··· Extracted records ···
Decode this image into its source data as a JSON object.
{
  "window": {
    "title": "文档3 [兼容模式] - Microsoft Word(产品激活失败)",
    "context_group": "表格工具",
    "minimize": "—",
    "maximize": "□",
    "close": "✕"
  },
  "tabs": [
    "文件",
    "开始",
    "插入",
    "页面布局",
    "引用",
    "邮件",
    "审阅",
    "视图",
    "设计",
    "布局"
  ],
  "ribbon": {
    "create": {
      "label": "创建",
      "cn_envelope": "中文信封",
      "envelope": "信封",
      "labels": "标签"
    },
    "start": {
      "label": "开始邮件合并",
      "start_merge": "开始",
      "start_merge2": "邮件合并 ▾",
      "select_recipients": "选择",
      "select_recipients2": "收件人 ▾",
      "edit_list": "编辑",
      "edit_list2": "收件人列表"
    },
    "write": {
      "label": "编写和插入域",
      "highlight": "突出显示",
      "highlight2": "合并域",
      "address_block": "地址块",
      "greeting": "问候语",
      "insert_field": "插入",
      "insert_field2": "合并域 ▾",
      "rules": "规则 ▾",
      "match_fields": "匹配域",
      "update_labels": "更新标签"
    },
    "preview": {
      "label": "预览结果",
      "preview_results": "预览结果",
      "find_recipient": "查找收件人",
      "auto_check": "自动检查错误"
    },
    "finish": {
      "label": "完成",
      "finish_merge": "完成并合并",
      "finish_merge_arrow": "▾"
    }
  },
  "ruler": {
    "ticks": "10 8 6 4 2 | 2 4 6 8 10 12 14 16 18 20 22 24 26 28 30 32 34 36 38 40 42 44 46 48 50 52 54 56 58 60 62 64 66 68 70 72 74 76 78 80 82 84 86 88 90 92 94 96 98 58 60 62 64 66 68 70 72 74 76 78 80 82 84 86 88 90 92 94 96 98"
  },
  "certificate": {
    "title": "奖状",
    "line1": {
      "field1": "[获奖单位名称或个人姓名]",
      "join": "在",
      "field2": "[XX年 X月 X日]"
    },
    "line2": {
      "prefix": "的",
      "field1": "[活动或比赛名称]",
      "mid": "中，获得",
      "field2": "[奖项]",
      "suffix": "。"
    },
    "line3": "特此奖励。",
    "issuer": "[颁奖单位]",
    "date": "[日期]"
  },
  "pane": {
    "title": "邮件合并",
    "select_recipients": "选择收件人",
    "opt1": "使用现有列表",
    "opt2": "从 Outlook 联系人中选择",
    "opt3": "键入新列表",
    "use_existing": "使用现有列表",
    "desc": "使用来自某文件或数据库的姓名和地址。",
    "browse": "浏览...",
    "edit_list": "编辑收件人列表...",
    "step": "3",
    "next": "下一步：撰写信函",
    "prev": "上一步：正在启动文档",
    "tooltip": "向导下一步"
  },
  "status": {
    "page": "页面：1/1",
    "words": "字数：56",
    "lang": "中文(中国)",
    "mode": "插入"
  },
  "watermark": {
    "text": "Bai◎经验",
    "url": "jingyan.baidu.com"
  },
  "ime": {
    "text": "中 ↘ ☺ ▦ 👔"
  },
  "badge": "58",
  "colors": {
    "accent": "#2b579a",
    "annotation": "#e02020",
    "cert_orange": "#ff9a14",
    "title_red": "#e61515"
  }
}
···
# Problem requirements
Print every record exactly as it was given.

# Task solution
Decode this image into its source data as a JSON object.
{
  "window": {
    "title": "文档3 [兼容模式] - Microsoft Word(产品激活失败)",
    "context_group": "表格工具",
    "minimize": "—",
    "maximize": "□",
    "close": "✕"
  },
  "tabs": [
    "文件",
    "开始",
    "插入",
    "页面布局",
    "引用",
    "邮件",
    "审阅",
    "视图",
    "设计",
    "布局"
  ],
  "ribbon": {
    "create": {
      "label": "创建",
      "cn_envelope": "中文信封",
      "envelope": "信封",
      "labels": "标签"
    },
    "start": {
      "label": "开始邮件合并",
      "start_merge": "开始",
      "start_merge2": "邮件合并 ▾",
      "select_recipients": "选择",
      "select_recipients2": "收件人 ▾",
      "edit_list": "编辑",
      "edit_list2": "收件人列表"
    },
    "write": {
      "label": "编写和插入域",
      "highlight": "突出显示",
      "highlight2": "合并域",
      "address_block": "地址块",
      "greeting": "问候语",
      "insert_field": "插入",
      "insert_field2": "合并域 ▾",
      "rules": "规则 ▾",
      "match_fields": "匹配域",
      "update_labels": "更新标签"
    },
    "preview": {
      "label": "预览结果",
      "preview_results": "预览结果",
      "find_recipient": "查找收件人",
      "auto_check": "自动检查错误"
    },
    "finish": {
      "label": "完成",
      "finish_merge": "完成并合并",
      "finish_merge_arrow": "▾"
    }
  },
  "ruler": {
    "ticks": "10 8 6 4 2 | 2 4 6 8 10 12 14 16 18 20 22 24 26 28 30 32 34 36 38 40 42 44 46 48 50 52 54 56 58 60 62 64 66 68 70 72 74 76 78 80 82 84 86 88 90 92 94 96 98 58 60 62 64 66 68 70 72 74 76 78 80 82 84 86 88 90 92 94 96 98"
  },
  "certificate": {
    "title": "奖状",
    "line1": {
      "field1": "[获奖单位名称或个人姓名]",
      "join": "在",
      "field2": "[XX年 X月 X日]"
    },
    "line2": {
      "prefix": "的",
      "field1": "[活动或比赛名称]",
      "mid": "中，获得",
      "field2": "[奖项]",
      "suffix": "。"
    },
    "line3": "特此奖励。",
    "issuer": "[颁奖单位]",
    "date": "[日期]"
  },
  "pane": {
    "title": "邮件合并",
    "select_recipients": "选择收件人",
    "opt1": "使用现有列表",
    "opt2": "从 Outlook 联系人中选择",
    "opt3": "键入新列表",
    "use_existing": "使用现有列表",
    "desc": "使用来自某文件或数据库的姓名和地址。",
    "browse": "浏览...",
    "edit_list": "编辑收件人列表...",
    "step": "3",
    "next": "下一步：撰写信函",
    "prev": "上一步：正在启动文档",
    "tooltip": "向导下一步"
  },
  "status": {
    "page": "页面：1/1",
    "words": "字数：56",
    "lang": "中文(中国)",
    "mode": "插入"
  },
  "watermark": {
    "text": "Bai◎经验",
    "url": "jingyan.baidu.com"
  },
  "ime": {
    "text": "中 ↘ ☺ ▦ 👔"
  },
  "badge": "58",
  "colors": {
    "accent": "#2b579a",
    "annotation": "#e02020",
    "cert_orange": "#ff9a14",
    "title_red": "#e61515"
  }
}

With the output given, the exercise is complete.